I am sure I will see it more times.  And I’m sure my thoughts and feelings about the film will continue to settle.  But I think the feeling of bittersweetness will stick around with this film (and I think in some ways it will do so with Episode IX as well).  I mentioned this before, for kids growing up, this is their Star Wars trilogy like for me the original trilogy was and for others the prequel trilogy.  They will view this trilogy differently from me and that’s okay.  For me, it reminds me of an “alternate timeline” and that somewhere else the EU or whatever Lucas had in mind are out there as well and are legitimate timelines of how the Star Wars saga continues.

There’s so much of a thought out there now that it’s extremes, you must absolutely love something or hate it.  That shouldn’t be the case.  People can have opinions (especially something subjective like movies and art) that cover a wide range of perspective.  When it comes to The Last Jedi, I can enjoy it as a film and still fill bittersweet about the story it tells in itself and the saga as a whole.

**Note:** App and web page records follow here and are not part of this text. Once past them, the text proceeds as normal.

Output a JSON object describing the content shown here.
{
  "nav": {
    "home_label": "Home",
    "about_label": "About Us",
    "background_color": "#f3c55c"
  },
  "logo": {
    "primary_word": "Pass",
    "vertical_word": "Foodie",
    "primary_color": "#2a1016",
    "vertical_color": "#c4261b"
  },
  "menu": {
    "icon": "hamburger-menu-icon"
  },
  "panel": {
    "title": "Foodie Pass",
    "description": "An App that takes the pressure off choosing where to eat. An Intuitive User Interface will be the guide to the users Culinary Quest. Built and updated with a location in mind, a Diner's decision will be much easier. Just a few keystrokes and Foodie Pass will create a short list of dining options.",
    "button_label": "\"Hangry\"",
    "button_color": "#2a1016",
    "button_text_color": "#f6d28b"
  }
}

Sunday Devotional: “Joy To the World”

“Joy to the World , the Lord is come!
Let earth receive her King;
Let every heart prepare Him room,
And Heaven and nature sing,
And Heaven and nature sing,
And Heaven, and Heaven, and nature sing.

Joy to the World, the Savior reigns!
Let men their songs employ;
While fields and floods, rocks, hills and plains
Repeat the sounding joy,
Repeat the sounding joy,
Repeat, repeat, the sounding joy.

No more let sins and sorrows grow,
Nor thorns infest the ground;
He comes to make His blessings flow
Far as the curse is found,
Far as the curse is found,
Far as, far as, the curse is found.

He rules the world with truth and grace,
And makes the nations prove
The glories of His righteousness,
And wonders of His love,
And wonders of His love,
And wonders, wonders, of His love”

“Joy to the World” is one of the most well known Christmas carols.  It is a song about joy and hope.  The birth of Jesus brought well needed joy and hope into the world.  Even today, the world needs joy and hope.  There is much suffering and loss.  People are hurting and wanting hope.  Jesus brings that hope.  He came to the world to bring hope.  He came to break the curse of sin.  He came to bring righteousness again.

This Christmas season, let us remember this hope.  Let us sing of this joy.  Even in the midst of hurt.  Even in the midst of sin being glorified.  Jesus came to bring real hope and joy.  Let us celebrate that.